**Problem description:** Look through the records and copy each line with the string "screenshot" in it.

..........

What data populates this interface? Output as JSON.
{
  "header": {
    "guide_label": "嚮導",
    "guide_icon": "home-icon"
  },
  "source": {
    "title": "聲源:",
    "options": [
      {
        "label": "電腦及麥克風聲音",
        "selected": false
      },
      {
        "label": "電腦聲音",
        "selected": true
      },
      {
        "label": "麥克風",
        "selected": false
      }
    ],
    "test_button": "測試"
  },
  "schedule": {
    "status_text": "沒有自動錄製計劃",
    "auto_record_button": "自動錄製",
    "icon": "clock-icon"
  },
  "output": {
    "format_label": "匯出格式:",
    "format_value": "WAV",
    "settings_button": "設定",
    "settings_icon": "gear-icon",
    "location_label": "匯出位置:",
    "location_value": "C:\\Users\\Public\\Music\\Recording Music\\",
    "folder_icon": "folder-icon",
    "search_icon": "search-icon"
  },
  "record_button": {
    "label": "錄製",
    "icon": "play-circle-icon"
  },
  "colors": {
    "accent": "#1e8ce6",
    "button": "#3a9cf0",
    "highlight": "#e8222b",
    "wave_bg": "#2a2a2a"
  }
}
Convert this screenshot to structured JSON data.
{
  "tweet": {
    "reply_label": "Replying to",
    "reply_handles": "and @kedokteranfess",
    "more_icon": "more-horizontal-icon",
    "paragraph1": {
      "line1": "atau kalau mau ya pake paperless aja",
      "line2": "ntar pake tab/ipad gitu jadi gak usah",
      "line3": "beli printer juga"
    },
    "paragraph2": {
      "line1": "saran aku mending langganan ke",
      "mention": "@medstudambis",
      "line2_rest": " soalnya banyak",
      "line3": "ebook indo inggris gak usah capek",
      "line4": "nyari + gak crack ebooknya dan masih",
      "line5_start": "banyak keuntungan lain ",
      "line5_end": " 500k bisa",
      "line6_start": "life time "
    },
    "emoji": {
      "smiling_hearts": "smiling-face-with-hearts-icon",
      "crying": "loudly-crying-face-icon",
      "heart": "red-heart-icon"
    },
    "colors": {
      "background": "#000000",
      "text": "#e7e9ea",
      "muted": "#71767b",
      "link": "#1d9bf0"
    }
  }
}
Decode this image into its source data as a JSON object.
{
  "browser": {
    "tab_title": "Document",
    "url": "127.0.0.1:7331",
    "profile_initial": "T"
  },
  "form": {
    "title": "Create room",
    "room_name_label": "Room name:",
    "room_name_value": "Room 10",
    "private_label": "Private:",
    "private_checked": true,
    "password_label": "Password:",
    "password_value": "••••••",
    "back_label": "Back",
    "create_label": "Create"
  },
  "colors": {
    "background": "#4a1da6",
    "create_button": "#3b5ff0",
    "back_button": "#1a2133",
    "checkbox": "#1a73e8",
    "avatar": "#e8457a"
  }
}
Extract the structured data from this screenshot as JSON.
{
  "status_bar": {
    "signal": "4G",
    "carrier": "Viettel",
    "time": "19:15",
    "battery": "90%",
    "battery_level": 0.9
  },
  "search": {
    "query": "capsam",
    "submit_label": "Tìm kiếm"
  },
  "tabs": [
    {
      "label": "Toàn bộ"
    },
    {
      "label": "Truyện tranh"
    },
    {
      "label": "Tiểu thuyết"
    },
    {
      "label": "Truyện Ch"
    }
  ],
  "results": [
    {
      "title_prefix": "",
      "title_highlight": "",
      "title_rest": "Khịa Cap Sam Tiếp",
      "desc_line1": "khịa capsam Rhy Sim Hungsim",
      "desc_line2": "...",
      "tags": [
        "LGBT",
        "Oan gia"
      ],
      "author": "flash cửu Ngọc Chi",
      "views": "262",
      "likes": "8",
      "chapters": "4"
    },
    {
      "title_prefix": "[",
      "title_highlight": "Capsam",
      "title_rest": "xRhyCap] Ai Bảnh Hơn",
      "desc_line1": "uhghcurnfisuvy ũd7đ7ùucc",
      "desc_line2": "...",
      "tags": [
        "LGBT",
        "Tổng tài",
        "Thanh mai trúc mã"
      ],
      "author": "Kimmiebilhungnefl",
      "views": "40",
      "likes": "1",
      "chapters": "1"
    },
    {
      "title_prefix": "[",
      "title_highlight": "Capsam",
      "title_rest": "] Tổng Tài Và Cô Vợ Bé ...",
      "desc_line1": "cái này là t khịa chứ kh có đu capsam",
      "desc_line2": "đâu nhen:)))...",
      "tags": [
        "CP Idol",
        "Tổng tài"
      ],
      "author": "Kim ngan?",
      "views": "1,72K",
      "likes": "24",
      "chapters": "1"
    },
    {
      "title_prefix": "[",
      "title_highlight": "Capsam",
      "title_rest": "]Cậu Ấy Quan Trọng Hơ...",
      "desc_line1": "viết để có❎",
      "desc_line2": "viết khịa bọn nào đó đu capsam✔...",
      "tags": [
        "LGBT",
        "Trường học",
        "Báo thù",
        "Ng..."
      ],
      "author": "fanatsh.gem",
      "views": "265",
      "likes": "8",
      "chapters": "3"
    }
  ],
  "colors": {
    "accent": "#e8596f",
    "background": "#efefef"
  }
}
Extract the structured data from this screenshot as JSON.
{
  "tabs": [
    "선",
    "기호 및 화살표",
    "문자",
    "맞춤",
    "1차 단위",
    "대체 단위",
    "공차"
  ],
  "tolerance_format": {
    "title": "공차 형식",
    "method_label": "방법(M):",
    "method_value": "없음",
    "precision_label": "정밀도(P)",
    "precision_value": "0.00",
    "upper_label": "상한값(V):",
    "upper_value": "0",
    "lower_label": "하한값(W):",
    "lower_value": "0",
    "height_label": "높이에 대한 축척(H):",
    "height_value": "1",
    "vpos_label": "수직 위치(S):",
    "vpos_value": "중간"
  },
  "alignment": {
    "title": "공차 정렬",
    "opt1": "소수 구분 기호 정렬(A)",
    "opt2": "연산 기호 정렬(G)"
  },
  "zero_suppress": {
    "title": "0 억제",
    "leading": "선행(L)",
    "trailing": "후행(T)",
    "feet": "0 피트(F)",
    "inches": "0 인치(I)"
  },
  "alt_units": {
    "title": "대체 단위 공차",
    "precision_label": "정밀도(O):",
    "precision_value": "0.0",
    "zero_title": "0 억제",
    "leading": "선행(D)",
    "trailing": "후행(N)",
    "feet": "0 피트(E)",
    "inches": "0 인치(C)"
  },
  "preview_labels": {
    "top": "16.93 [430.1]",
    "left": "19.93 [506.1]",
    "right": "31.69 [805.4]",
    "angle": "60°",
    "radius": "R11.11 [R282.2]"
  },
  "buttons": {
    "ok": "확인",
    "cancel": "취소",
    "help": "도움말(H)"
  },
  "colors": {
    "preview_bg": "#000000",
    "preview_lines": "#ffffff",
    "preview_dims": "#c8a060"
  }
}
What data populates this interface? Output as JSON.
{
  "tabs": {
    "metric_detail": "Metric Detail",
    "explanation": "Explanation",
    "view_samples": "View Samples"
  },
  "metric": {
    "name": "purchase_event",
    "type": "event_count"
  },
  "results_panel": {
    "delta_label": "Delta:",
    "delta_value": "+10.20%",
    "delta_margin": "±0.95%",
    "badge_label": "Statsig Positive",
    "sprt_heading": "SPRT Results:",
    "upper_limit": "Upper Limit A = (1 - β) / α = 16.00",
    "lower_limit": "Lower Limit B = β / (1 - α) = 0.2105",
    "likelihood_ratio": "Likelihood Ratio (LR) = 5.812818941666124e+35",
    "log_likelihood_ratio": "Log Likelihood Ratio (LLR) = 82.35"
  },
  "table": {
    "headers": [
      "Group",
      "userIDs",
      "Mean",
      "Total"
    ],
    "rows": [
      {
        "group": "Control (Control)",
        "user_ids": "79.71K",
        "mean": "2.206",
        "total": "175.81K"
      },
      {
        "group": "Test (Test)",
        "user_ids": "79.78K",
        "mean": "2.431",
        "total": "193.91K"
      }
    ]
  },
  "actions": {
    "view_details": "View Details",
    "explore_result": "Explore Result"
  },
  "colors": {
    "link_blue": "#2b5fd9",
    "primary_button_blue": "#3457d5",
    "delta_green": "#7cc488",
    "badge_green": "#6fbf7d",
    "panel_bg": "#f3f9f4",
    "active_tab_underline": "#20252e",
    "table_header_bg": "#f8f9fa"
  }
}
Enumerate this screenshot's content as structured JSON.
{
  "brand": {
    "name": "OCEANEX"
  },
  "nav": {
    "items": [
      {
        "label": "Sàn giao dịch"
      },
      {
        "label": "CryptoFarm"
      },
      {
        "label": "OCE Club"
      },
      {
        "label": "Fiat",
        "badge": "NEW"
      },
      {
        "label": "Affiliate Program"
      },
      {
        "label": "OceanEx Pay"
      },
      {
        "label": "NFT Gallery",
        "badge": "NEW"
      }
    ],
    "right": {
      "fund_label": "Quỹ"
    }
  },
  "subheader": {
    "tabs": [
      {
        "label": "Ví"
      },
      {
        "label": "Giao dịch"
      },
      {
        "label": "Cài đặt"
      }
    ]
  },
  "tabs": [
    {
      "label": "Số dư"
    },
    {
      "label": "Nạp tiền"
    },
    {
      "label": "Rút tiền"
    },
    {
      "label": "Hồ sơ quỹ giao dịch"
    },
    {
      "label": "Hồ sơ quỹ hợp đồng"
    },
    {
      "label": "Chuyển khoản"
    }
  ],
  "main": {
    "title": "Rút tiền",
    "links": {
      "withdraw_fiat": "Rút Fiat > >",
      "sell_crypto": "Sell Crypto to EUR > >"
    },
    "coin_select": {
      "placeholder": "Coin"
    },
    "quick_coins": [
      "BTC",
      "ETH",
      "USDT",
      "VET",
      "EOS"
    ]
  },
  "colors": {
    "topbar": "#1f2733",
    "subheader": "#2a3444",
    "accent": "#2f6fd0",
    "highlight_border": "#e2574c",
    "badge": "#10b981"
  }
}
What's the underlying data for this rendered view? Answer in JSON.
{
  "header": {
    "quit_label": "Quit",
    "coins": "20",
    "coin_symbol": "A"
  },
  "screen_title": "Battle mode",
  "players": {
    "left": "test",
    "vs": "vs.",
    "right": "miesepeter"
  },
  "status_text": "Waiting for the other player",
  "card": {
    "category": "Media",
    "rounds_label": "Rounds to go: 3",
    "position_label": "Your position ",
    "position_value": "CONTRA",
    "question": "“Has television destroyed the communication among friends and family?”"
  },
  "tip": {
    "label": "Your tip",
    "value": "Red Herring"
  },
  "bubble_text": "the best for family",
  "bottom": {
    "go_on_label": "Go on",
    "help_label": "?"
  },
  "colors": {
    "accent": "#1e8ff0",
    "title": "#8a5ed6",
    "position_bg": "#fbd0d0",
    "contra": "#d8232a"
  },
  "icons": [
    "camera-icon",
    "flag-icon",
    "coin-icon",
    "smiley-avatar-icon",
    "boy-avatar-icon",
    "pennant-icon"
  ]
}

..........

**Expected output:**
Convert this screenshot to structured JSON data.
Extract the structured data from this screenshot as JSON.
Extract the structured data from this screenshot as JSON.
Enumerate this screenshot's content as structured JSON.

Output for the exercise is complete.